In discussion with Kal Barson of the Barson Group on taxes issues, and the new rules that took effect in 2010 under the Tax Code, Kal pointed out that there are a number of tax planning tools that warrant consideration given the recent volatility in the financial markets. One such option is the concept of Roth IRA conversion “re-characterization”.
Conversions of traditional IRAs to Roth IRAs became popular with the elimination of income limitations. However, those conversions came with a tax liability since (generally) those transfers constituted a taxable event.
And especially now, with the recent troubles in the stock market, a conversion from a traditional IRA to a Roth IRA could leave you with a tax liability greater than the current value of the asset.
By example, presuming you converted a $250,000.00 traditional IRA to a Roth IRA in 2010 and the asset is now worth less, you could end up with $250,000.00 of taxable income for 2010 and an asset worth significantly less.
Fortunately, the tax code gives you an out in a form commonly referred to as "re-characterization".
In this relatively lesser-known aspect to the Roth IRA conversion, "re-characterization" is the process whereby anytime up to the due date for the filing of your tax return for the year in which you made the conversion, you can put the money back into your traditional IRA at its present value and avoid the taxable income issue referred to above.
To accomplish this re-characterization, you need to put back the amount that you converted, plus any gains, less any losses back into its original form. If the conversion took place in 2010, the "re-characterization“ must be accomplished by October 15, 2011.
Fortunately again, once "re-characterized", the tax code allows you to re-convert those funds back to Roth IRA at a later time.
If you have any questions about this topic, or any other family law related topics, please visit our website at www.diamondanddiamond.com, or to schedule a consultation with Richard Diamond, please contact us by phone at (973) 379-9292, or email us by clicking here.

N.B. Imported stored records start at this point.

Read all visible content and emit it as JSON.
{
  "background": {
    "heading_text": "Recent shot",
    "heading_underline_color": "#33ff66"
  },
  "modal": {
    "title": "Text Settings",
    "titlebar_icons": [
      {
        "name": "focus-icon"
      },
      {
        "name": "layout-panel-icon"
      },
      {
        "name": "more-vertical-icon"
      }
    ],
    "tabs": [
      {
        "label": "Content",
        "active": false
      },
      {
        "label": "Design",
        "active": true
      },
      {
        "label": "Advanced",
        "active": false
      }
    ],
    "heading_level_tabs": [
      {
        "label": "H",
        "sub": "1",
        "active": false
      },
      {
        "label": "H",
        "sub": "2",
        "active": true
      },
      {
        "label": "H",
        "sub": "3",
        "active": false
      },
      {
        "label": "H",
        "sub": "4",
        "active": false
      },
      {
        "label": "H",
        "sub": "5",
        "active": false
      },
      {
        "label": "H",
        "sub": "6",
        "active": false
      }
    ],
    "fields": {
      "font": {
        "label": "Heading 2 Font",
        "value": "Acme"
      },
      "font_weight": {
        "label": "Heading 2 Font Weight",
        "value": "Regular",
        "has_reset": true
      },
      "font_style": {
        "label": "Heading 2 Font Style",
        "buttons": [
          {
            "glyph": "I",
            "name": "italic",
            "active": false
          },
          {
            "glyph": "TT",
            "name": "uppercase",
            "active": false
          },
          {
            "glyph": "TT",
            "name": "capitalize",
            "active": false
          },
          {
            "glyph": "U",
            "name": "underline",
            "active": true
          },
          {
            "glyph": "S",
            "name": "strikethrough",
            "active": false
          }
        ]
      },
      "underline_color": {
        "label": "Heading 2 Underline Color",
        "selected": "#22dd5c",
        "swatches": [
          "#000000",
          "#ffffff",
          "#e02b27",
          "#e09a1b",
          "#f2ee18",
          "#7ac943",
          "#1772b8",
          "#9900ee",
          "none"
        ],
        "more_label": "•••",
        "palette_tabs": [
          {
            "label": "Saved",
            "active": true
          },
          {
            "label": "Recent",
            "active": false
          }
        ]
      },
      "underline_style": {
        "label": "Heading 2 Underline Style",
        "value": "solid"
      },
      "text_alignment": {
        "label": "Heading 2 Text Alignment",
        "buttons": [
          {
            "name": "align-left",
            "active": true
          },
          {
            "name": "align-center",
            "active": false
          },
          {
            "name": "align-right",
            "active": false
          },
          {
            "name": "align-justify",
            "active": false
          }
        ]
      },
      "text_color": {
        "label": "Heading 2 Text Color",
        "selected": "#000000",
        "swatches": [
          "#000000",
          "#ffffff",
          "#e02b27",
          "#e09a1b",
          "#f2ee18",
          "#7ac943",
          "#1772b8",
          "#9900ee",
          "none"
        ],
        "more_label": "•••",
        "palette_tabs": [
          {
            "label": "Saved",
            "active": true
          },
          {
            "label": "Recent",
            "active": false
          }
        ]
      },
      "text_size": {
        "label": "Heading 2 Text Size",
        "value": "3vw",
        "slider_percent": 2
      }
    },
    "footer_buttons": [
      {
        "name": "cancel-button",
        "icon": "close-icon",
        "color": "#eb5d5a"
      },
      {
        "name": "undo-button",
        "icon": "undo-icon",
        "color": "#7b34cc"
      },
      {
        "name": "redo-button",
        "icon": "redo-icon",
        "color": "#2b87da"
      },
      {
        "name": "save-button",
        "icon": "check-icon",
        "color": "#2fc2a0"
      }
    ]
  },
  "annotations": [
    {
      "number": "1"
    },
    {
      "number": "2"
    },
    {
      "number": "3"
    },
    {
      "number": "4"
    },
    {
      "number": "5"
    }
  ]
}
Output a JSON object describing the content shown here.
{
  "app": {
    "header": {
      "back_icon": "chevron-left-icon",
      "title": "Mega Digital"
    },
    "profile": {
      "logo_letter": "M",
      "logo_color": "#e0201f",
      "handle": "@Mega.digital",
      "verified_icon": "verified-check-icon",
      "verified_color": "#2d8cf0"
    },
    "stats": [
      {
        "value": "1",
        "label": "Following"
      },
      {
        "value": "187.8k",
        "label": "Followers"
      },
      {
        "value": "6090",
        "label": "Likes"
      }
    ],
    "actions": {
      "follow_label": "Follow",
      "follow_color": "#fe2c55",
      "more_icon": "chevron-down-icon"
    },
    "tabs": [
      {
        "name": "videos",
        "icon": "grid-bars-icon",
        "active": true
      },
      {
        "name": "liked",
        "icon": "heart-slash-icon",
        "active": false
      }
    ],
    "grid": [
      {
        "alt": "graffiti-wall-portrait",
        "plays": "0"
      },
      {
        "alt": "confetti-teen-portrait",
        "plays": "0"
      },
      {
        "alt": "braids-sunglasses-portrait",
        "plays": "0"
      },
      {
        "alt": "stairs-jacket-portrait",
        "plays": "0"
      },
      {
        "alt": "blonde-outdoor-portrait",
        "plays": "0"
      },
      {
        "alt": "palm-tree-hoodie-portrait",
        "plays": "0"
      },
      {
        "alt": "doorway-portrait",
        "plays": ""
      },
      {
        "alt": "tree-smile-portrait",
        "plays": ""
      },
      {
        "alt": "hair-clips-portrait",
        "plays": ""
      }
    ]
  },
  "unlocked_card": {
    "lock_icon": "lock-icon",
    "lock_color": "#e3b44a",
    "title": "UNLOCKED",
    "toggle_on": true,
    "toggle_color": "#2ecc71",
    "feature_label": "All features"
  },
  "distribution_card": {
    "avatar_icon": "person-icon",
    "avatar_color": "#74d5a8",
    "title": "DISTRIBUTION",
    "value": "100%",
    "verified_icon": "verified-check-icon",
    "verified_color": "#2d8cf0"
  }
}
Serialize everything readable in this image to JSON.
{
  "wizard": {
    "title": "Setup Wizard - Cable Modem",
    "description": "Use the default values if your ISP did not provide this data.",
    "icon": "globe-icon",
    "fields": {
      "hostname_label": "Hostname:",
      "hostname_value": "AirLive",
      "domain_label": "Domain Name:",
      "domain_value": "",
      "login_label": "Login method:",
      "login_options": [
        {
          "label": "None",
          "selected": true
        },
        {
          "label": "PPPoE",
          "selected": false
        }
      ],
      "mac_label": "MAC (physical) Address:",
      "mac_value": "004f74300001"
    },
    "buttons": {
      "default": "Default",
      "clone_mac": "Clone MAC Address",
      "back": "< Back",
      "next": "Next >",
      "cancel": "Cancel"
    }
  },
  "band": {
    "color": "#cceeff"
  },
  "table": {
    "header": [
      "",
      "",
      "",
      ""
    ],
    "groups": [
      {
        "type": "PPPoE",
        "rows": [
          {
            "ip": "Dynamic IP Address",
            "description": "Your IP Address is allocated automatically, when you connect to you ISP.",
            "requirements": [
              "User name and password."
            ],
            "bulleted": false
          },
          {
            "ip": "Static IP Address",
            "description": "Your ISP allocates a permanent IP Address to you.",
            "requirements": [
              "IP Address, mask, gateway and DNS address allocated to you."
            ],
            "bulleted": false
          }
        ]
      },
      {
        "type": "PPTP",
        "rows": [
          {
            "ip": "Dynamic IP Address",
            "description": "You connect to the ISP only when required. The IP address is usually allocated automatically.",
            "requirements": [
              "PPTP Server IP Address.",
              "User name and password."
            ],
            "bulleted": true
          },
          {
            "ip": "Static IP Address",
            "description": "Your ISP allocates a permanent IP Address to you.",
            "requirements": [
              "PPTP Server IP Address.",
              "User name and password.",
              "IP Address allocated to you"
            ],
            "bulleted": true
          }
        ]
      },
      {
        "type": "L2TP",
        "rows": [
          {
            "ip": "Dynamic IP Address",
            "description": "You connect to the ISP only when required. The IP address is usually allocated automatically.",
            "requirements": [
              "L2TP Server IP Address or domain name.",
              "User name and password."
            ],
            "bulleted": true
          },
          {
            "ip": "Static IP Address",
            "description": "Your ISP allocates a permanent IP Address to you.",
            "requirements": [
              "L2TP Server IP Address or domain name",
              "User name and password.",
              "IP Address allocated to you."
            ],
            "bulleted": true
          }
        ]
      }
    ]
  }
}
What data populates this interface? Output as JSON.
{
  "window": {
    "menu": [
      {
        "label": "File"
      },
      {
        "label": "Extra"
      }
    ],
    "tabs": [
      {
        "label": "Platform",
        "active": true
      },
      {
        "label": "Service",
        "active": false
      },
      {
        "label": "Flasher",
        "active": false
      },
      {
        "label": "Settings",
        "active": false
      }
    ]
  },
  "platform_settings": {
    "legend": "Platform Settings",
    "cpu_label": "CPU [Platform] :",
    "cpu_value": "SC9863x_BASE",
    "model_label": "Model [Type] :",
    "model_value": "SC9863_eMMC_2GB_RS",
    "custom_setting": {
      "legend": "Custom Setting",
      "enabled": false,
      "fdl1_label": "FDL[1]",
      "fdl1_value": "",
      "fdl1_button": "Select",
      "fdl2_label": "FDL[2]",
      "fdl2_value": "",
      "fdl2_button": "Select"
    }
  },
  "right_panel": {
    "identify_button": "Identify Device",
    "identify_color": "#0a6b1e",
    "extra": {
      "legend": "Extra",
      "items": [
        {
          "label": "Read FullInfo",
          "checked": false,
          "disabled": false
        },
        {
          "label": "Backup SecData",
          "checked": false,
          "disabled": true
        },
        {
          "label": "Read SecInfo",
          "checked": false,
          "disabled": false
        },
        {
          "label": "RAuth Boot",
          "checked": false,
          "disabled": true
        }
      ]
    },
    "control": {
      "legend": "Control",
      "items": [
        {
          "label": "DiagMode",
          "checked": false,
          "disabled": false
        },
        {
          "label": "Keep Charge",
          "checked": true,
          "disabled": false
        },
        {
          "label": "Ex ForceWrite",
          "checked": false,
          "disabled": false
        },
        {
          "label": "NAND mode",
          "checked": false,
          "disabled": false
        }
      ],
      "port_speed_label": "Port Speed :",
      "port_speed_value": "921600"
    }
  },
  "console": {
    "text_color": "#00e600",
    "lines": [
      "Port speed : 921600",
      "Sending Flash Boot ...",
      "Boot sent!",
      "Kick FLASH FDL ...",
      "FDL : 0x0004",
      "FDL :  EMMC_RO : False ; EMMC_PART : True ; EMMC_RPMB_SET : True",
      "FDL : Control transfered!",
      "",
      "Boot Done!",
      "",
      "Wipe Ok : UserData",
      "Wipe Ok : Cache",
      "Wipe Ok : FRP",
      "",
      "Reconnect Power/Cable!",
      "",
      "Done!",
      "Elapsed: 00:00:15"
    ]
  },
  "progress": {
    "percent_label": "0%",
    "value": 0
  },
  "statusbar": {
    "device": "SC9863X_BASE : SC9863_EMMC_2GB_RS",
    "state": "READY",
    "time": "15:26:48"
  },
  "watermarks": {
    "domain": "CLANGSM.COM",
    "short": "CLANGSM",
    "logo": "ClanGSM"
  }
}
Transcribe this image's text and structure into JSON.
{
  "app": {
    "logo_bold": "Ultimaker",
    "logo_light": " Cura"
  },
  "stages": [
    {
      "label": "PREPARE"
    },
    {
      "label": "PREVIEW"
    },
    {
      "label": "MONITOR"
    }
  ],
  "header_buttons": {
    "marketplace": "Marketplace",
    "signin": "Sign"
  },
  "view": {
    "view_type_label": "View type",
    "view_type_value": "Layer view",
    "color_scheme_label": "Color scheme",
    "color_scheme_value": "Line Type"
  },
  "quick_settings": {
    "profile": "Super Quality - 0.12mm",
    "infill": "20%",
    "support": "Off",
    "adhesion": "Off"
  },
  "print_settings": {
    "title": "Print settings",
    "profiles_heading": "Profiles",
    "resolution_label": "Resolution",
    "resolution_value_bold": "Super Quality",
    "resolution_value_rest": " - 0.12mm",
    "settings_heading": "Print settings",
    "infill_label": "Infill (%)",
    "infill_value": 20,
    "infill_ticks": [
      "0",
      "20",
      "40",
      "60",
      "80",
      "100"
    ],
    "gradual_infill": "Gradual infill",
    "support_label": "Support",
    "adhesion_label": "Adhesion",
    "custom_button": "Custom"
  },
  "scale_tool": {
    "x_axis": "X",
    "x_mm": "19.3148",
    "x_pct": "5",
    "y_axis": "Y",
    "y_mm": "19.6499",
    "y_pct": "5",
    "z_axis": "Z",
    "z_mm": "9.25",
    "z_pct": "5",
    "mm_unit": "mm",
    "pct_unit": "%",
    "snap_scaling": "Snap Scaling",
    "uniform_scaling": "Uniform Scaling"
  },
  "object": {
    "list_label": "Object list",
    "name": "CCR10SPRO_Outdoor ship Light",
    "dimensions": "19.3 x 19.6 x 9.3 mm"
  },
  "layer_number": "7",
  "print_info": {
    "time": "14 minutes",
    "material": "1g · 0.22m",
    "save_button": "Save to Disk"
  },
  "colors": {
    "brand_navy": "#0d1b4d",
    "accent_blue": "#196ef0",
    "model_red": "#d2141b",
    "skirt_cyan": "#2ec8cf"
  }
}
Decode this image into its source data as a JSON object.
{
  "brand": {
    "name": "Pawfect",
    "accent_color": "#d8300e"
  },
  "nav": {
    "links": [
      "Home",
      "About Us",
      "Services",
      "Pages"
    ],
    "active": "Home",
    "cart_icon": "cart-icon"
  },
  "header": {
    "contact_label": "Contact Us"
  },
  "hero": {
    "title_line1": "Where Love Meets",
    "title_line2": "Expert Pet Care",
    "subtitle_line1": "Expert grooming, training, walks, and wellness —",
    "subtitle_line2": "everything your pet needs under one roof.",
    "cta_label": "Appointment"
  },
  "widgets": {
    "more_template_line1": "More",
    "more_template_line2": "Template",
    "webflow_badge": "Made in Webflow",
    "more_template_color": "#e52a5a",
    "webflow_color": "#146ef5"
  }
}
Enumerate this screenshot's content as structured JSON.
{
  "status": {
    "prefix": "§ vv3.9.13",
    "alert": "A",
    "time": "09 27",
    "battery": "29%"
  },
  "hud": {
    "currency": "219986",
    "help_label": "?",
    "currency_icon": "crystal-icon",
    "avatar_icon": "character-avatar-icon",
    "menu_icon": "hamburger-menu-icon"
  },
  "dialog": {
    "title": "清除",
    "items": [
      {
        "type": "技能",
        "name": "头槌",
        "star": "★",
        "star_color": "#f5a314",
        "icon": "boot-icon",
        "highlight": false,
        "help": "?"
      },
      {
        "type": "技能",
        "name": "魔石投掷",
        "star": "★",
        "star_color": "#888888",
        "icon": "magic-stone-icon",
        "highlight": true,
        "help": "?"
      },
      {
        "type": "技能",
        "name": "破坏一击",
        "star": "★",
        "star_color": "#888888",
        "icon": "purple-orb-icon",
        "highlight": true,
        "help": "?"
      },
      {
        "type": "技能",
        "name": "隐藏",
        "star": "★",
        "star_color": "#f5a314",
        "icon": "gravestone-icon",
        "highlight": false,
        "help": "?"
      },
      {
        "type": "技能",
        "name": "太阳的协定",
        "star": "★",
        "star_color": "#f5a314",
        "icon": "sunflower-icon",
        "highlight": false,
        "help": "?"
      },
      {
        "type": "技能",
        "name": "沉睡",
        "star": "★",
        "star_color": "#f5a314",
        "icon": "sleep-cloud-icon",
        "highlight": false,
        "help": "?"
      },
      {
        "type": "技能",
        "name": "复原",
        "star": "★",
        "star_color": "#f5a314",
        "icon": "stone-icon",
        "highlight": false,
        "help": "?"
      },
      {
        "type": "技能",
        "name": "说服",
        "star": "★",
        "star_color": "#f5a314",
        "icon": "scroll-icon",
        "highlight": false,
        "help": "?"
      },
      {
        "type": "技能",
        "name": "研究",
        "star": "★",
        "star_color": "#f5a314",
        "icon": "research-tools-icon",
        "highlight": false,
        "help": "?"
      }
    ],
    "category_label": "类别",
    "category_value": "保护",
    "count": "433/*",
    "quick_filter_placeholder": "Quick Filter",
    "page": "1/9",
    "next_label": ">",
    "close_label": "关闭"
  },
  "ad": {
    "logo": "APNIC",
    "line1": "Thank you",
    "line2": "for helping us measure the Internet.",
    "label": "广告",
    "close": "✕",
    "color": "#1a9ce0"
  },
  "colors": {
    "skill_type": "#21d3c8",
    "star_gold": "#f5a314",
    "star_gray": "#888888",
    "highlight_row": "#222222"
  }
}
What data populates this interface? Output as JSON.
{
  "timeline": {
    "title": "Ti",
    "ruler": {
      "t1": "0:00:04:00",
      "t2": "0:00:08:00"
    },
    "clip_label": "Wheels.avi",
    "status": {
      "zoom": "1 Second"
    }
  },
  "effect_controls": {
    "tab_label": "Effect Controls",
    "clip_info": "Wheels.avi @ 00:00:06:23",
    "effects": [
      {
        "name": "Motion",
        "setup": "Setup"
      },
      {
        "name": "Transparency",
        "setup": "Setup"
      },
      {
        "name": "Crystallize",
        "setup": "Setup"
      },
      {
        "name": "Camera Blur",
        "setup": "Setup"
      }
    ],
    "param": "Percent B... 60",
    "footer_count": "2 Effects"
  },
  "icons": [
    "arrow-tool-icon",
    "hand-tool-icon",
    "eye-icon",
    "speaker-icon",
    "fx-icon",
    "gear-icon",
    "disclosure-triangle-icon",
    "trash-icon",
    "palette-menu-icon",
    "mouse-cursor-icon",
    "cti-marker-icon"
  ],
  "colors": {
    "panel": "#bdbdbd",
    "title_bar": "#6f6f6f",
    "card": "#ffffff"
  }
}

**NOTE: The above blog discussion is intended to provide generalized information designed to educate a broad segment of the public; it does not give personalized legal, tax, tax planning, investment, or other professional advice. Always consult a qualified professional who knows your particular situation for advice on your taxes, your investments, the law or any other business and professional matters that affect you.